--- Task instructions ---
Take every line from the data that has the word "JSON" in it.

--- Data supplied ---
╭──

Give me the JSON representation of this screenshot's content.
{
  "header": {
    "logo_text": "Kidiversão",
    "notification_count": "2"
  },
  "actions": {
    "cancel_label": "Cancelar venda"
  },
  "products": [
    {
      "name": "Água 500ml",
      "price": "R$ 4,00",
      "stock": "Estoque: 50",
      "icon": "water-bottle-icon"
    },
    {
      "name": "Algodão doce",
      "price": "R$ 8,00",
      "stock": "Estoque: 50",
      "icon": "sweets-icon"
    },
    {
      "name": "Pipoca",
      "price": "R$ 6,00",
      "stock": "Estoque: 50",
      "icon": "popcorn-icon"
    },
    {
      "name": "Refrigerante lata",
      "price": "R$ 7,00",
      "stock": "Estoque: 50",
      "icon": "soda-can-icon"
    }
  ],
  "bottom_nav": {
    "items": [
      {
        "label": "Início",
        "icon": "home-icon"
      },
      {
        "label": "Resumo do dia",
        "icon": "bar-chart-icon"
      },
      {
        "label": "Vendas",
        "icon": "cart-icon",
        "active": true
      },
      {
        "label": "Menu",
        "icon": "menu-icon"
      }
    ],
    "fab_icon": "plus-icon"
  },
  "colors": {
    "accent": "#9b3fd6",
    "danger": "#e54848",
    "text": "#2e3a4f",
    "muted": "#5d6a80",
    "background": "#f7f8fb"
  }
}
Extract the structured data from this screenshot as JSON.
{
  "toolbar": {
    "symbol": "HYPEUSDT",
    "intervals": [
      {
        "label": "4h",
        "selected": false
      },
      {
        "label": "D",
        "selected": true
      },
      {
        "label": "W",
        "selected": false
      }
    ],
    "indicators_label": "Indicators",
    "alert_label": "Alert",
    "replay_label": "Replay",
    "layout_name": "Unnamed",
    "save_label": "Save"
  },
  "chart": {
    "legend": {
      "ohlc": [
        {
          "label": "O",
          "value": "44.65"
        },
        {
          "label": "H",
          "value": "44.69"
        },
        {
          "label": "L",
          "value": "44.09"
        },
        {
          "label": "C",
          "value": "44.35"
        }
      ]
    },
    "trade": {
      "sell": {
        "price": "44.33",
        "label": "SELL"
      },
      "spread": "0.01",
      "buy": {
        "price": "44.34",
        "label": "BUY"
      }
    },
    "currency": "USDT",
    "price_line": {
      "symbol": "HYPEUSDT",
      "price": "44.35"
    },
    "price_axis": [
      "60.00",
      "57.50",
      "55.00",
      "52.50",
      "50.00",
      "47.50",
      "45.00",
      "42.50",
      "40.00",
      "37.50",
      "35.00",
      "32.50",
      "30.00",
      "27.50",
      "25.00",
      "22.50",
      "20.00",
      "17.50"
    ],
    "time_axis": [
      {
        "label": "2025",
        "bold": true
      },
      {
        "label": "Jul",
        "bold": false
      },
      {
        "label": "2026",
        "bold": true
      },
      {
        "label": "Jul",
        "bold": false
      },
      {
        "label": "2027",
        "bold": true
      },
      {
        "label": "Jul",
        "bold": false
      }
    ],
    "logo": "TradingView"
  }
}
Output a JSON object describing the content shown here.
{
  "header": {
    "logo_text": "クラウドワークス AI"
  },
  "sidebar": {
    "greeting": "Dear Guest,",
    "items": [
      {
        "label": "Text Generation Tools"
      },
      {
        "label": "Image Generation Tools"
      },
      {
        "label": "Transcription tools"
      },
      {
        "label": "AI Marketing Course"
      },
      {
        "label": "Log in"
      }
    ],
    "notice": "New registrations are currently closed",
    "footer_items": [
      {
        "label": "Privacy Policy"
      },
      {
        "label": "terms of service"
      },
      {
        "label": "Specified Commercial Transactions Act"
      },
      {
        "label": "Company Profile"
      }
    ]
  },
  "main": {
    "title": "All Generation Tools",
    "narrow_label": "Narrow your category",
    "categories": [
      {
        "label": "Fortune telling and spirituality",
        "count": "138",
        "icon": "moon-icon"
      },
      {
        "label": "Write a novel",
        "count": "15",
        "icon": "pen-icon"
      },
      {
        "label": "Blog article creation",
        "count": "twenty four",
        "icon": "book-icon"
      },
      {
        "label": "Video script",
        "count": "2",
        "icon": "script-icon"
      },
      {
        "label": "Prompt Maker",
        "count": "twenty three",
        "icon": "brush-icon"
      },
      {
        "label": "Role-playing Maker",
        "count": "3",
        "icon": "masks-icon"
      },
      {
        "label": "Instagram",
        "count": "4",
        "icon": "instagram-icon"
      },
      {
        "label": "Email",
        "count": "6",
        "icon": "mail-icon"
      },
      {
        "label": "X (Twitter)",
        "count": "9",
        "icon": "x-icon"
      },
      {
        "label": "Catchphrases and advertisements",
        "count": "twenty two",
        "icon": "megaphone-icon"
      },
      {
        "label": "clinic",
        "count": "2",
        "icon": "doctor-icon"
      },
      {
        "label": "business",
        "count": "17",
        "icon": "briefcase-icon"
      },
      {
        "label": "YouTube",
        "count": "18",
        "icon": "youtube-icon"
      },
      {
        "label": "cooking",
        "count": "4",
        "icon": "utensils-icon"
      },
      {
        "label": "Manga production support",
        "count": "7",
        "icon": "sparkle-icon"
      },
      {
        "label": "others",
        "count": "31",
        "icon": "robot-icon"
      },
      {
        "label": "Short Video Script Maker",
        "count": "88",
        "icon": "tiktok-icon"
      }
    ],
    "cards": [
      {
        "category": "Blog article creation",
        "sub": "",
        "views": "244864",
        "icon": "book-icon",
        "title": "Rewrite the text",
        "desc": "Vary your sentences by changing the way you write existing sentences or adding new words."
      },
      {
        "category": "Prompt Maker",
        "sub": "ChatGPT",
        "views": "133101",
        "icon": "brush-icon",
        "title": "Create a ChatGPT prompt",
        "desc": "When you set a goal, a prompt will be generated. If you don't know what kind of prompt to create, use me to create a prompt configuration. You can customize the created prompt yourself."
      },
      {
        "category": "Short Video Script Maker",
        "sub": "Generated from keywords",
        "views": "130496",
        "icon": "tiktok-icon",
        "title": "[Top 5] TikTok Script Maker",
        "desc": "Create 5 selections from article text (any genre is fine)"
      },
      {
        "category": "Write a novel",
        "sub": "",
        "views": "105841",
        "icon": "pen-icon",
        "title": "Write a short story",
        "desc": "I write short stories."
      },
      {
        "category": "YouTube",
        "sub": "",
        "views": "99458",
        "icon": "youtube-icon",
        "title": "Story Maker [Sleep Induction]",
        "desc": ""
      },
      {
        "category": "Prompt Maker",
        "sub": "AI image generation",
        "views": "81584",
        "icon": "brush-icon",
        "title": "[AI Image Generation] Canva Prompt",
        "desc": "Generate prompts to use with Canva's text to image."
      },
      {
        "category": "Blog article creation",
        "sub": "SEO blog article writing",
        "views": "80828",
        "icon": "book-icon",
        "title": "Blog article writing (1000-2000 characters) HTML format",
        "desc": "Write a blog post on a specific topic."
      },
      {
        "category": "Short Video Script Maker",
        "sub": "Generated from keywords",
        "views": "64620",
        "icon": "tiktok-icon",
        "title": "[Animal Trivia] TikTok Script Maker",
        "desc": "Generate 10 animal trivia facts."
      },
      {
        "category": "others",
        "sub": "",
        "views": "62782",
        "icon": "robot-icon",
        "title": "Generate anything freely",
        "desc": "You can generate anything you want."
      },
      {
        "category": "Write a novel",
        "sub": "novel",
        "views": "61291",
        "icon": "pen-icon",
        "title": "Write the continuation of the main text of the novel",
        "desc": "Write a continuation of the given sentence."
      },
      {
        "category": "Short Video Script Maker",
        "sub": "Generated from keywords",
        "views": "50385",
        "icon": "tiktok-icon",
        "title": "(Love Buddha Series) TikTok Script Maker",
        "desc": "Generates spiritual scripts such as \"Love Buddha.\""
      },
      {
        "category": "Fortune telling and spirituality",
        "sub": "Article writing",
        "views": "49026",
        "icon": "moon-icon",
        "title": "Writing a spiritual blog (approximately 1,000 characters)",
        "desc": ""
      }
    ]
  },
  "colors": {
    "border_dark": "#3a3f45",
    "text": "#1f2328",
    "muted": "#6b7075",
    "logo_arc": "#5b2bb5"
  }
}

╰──

--- Completed task ---
Give me the JSON representation of this screenshot's content.
Extract the structured data from this screenshot as JSON.
Output a JSON object describing the content shown here.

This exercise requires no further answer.